As well as the moral duty to do the right thing, to protect the public and wildlife, and the reputational benefits, there is a financial incentive for companies to review how they treat water that goes beyond avoiding fines. The CDP, a not-for-profit charity that runs the global disclosure system for investors, companies, cities, states and regions to manage their environmental impact, believes that water-related risk has a combined business value of US$425 billion, based on 2019 data.

However, the CDP also suggests that for companies who recognise the value in investing in ESG and monitoring their environmental impact, companies could secure $340 billion in water-related business opportunities if they take urgent measures to protect water bodies. There is therefore a financial benefit in companies working in these sectors to recognise their environmental impact, and build solutions into an ESG strategy to operate better for people and the planet, as well as the bottom-line.

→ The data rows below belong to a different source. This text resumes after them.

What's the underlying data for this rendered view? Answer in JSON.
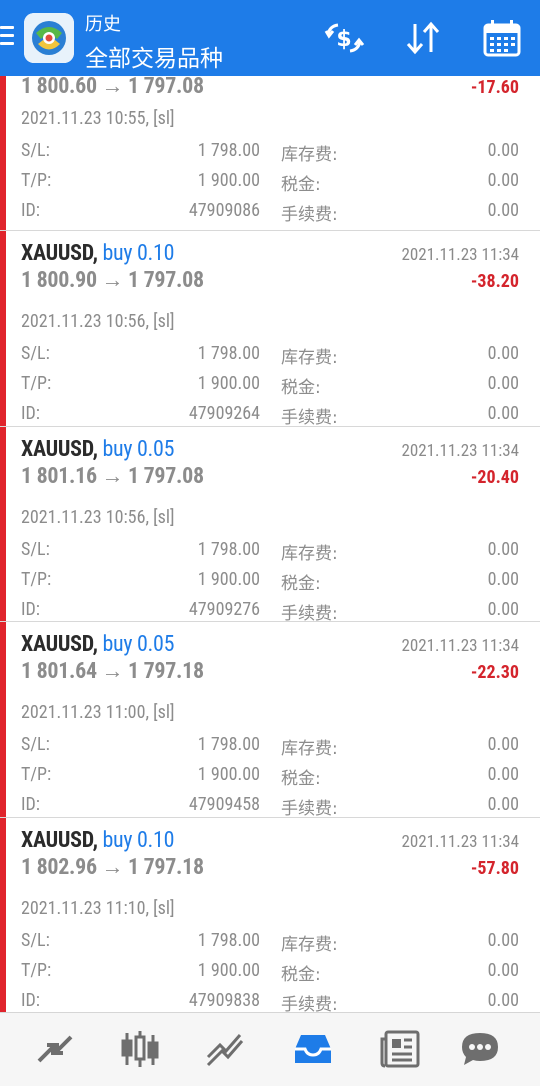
{
  "header": {
    "title_top": "历史",
    "title_main": "全部交易品种",
    "icons": [
      "menu-icon",
      "app-logo",
      "currency-exchange-icon",
      "sort-icon",
      "calendar-icon"
    ],
    "accent_color": "#1e7ce8"
  },
  "trades": [
    {
      "symbol": "",
      "side": "",
      "close_time": "",
      "prices": "1 800.60 → 1 797.08",
      "profit": "-17.60",
      "open_time": "2021.11.23 10:55, [sl]",
      "sl_label": "S/L:",
      "sl": "1 798.00",
      "tp_label": "T/P:",
      "tp": "1 900.00",
      "id_label": "ID:",
      "id": "47909086",
      "swap_label": "库存费:",
      "swap": "0.00",
      "tax_label": "税金:",
      "tax": "0.00",
      "fee_label": "手续费:",
      "fee": "0.00"
    },
    {
      "symbol": "XAUUSD,",
      "side": "buy 0.10",
      "close_time": "2021.11.23 11:34",
      "prices": "1 800.90 → 1 797.08",
      "profit": "-38.20",
      "open_time": "2021.11.23 10:56, [sl]",
      "sl_label": "S/L:",
      "sl": "1 798.00",
      "tp_label": "T/P:",
      "tp": "1 900.00",
      "id_label": "ID:",
      "id": "47909264",
      "swap_label": "库存费:",
      "swap": "0.00",
      "tax_label": "税金:",
      "tax": "0.00",
      "fee_label": "手续费:",
      "fee": "0.00"
    },
    {
      "symbol": "XAUUSD,",
      "side": "buy 0.05",
      "close_time": "2021.11.23 11:34",
      "prices": "1 801.16 → 1 797.08",
      "profit": "-20.40",
      "open_time": "2021.11.23 10:56, [sl]",
      "sl_label": "S/L:",
      "sl": "1 798.00",
      "tp_label": "T/P:",
      "tp": "1 900.00",
      "id_label": "ID:",
      "id": "47909276",
      "swap_label": "库存费:",
      "swap": "0.00",
      "tax_label": "税金:",
      "tax": "0.00",
      "fee_label": "手续费:",
      "fee": "0.00"
    },
    {
      "symbol": "XAUUSD,",
      "side": "buy 0.05",
      "close_time": "2021.11.23 11:34",
      "prices": "1 801.64 → 1 797.18",
      "profit": "-22.30",
      "open_time": "2021.11.23 11:00, [sl]",
      "sl_label": "S/L:",
      "sl": "1 798.00",
      "tp_label": "T/P:",
      "tp": "1 900.00",
      "id_label": "ID:",
      "id": "47909458",
      "swap_label": "库存费:",
      "swap": "0.00",
      "tax_label": "税金:",
      "tax": "0.00",
      "fee_label": "手续费:",
      "fee": "0.00"
    },
    {
      "symbol": "XAUUSD,",
      "side": "buy 0.10",
      "close_time": "2021.11.23 11:34",
      "prices": "1 802.96 → 1 797.18",
      "profit": "-57.80",
      "open_time": "2021.11.23 11:10, [sl]",
      "sl_label": "S/L:",
      "sl": "1 798.00",
      "tp_label": "T/P:",
      "tp": "1 900.00",
      "id_label": "ID:",
      "id": "47909838",
      "swap_label": "库存费:",
      "swap": "0.00",
      "tax_label": "税金:",
      "tax": "0.00",
      "fee_label": "手续费:",
      "fee": "0.00"
    }
  ],
  "colors": {
    "loss": "#d4242c",
    "side": "#1e7ce8",
    "card_bar": "#e0242c"
  },
  "bottom_nav": {
    "items": [
      "quotes-icon",
      "chart-icon",
      "trade-icon",
      "history-icon",
      "news-icon",
      "chat-icon"
    ],
    "active": "history-icon"
  }
}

The innovation combating water pollution

FYLD works with large water utilities in the UK and across the U.S. to increase productivity, enhance safety and reduce the environmental impact of operations.

A long-standing FYLD customer, Morrison Water Services (MWS), integrated the FYLD platform into its operations and it has transformed the way that projects are planned and monitored, allowing managers to benefit from real-time data on productivity and risk reporting.

Working on a recent water maintenance project in partnership with Yorkshire Water, MWS used FYLD to significantly reduce delays by providing the contractor with up-to-date and accurate survey video from the site. As a result, both MWS and Yorkshire Water have seen a decrease in job aborts, an increase in productivity, and leakages were reduced by 35% at just 8% of the usual outlay it costs to prevent leaks. 

Companies using the FYLD platform benefit from proactive alerts and job blocker updates, which include warnings about pollution levels. As the alerts include evidence of what’s happening in real time, it allows managers to take immediate action to mitigate any adverse impact on the environment and protect the business from any wrongdoing.

It is clear to see; these digital tools empower companies to stay one step ahead of pollution, allowing them to avoid fines, reputational damage and comply with their ESG principles allowing for long-term business growth.